THE UNIVERSITY OF BRITISH COLUMBIA
Research Theme Methodology
Network vs. Pairwise Meta-Analyses: A Case Study of the Impact of an Evidence-Synthesis Paradigm on Value of Information Outcome
Objectives: To evaluate the impact of using two evidence-synthesis paradigms, pairwise meta-analysis (PMA) vs. network meta-analysis (NMA), on the expected value of information (EVI) outcomes, using pharmacotherapy of chronic obstructive pulmonary disease as a case study.
Methods: Bayesian random-effects PMAs were performed for each pharmacotherapy vs. placebo, and a Bayesian random-effects NMA was performed combining both placebo-controlled and head-to-head trials. Both provided comparative rate ratio (RR) estimates between each pharmacotherapy vs. placebo. A Markov model was developed to project costs and quality-adjusted life-years of five commonly used treatments for chronic obsructive pulmonary disorder. RRs for the treatment effect compared with placebo derived using PMA and NMA were used alongside values from the literature to populate the model. In addition to standard cost-effectiveness outputs, we calculated and compared the expected value of perfect information (EVPI) and the expected value of partial perfect information (EVPPI) for treatment effects, for comparisons that included all or a subset of treatments.

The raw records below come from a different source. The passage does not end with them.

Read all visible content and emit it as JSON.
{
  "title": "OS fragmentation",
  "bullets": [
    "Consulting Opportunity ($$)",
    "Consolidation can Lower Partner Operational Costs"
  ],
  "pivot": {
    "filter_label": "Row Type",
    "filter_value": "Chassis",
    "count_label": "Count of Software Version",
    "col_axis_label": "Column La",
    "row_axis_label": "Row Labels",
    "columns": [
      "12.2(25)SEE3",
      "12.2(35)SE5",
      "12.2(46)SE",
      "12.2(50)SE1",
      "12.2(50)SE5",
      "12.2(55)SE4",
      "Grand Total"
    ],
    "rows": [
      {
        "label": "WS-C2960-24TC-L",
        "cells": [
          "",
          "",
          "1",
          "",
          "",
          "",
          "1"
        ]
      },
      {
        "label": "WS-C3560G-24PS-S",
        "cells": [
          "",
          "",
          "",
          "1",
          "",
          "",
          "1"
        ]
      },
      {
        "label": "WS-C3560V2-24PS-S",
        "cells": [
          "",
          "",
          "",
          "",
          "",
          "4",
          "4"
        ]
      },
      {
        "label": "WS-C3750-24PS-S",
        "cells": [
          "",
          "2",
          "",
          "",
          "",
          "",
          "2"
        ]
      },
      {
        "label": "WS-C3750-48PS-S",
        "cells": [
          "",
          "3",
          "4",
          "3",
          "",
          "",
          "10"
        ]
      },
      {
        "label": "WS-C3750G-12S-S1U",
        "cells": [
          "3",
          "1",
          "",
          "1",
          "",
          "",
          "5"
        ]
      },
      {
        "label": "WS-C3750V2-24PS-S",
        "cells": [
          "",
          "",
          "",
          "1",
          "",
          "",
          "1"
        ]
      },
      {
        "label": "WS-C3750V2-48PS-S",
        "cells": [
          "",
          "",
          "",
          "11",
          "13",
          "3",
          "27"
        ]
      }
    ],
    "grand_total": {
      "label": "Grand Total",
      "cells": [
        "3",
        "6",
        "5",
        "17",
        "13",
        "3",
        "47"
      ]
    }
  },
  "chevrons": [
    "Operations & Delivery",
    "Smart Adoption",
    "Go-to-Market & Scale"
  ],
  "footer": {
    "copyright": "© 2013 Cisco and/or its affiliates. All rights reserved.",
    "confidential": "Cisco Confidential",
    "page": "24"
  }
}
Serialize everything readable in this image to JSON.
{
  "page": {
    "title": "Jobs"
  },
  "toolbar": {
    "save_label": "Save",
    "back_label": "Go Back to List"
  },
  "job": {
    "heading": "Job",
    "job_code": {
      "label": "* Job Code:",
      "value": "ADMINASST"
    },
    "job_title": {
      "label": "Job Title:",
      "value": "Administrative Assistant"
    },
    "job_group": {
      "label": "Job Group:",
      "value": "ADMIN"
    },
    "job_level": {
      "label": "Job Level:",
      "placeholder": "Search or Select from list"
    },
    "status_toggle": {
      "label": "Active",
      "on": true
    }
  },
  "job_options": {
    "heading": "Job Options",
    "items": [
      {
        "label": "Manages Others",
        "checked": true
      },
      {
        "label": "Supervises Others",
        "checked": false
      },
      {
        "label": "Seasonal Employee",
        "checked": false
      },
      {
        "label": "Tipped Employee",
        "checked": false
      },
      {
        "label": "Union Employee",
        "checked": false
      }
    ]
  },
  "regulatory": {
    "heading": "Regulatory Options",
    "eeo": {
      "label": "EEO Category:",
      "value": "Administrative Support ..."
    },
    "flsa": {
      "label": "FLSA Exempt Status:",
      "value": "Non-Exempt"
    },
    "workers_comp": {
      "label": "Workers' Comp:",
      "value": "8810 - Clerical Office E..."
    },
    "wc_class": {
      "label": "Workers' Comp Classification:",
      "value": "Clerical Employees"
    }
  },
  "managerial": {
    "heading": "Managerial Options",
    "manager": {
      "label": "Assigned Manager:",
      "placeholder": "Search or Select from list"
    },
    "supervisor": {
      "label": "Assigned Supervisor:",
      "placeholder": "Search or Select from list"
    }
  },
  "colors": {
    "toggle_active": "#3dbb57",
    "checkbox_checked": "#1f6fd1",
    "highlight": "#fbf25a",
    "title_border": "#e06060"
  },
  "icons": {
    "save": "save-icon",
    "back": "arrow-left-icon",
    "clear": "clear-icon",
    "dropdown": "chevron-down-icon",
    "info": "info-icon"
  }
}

Results: The network of evidence included five different treatments, compared in 19 randomized controlled trials (RCTs), which in total included 28,172 individuals. The cost-effectiveness outcomes were similar between the two evidence-synthesis paradigms. The individual EVPI for all treatments was Can$1,262 for PMA-based analyses and Can$572 for NMA-based analyses. For all comparisons involving two, three, or four treatments, the comparison with the highest EVPI was different between the two methods. Similarly, the choice of PMA or NMA had resulted in substantially different EVPPI rankings.
Conclusion: Our case study shows that the choice of PMA or NMA can have significant effects on the EVI results. Under comparable conditions, the incorporation of more evidence in the NMA most likely increases the precision of estimates and therefore is likely to result in lower EVI outcomes. As our study demonstrates, the difference in EVI outcomes can be substantial, potentially affecting the decision to conduct research and the design of future research.